This is a question I struggle with: how much story do I include in the story? Background, drawings, world-building, etc. I have, but how much of it adds to a story before too much of it detracts from the story? Having that kind of detailed information not immediately tied to the story still provides a comfort level with what I write. It allows me to move fluidly from one place or event to another. Well it should anyway. I’m still working on that part. The disadvantage is my desire to drop in not just details, but entire sections of information not directly related to the story. I spent (spend) a lot of time and effort on it, after all!
But I don’t think that’s the best answer. Which then begs the question that started this (long) post. For example, I love myths and legends so I created a one for the next book. The legend I wrote as a non-structured poem because I seem to think that way. At some point I would like to turn it into a full story of its own. Thus the conundrum of how much of that legend to put into the new book. I need a compromise that gives me the pieces I need for the book, but leaves me enough room to write at least a short story about it at a later date.
Sounds simple, eh? I don’t know how easy that is for other writers, but I’ve written well over 5000 words across 4 variations. A few more rewrites turned 5000 to about 2300 words in a single chapter. After today’s pruning session that chapter ended up a shade over 1400 words.

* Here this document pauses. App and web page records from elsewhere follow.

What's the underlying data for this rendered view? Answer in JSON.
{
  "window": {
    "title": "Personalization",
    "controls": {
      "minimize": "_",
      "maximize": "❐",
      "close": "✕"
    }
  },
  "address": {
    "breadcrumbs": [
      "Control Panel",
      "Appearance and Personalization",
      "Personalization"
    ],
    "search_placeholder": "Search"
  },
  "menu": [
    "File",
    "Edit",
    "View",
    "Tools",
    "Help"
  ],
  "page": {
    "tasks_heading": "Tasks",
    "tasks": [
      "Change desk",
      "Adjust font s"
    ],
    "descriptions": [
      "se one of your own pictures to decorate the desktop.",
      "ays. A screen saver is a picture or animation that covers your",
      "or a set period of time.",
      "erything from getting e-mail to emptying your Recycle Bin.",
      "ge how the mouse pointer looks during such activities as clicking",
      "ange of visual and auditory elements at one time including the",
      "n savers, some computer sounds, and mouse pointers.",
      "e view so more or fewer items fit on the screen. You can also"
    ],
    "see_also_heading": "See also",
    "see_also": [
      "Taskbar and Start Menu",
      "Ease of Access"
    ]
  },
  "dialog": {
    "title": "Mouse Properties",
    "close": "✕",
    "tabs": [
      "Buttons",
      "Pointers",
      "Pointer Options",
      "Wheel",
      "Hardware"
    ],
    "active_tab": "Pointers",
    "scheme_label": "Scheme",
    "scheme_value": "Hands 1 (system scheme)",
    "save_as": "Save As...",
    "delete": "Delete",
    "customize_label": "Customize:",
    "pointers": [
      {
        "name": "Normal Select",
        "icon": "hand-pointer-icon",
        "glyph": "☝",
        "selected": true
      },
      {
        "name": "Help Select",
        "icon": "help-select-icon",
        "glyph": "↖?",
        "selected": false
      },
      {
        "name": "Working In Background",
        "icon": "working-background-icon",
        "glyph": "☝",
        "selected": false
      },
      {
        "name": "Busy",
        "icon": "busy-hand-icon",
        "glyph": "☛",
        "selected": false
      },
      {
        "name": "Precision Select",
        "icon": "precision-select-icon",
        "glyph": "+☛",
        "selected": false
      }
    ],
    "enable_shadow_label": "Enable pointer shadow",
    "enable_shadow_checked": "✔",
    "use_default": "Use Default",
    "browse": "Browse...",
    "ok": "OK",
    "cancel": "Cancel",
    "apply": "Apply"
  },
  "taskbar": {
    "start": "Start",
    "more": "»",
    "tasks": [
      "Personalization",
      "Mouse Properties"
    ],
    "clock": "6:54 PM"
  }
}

I can live with that. I’m sure I’ll adjust it as the book develops, but I’m fairly content with it for now. I think there’s enough to enhance this book without overwhelming it, but enough “teaser” information to pique interest should it come out on the website or in a collection or even a book of it’s own. That’s good enough for now. I already have a book to write!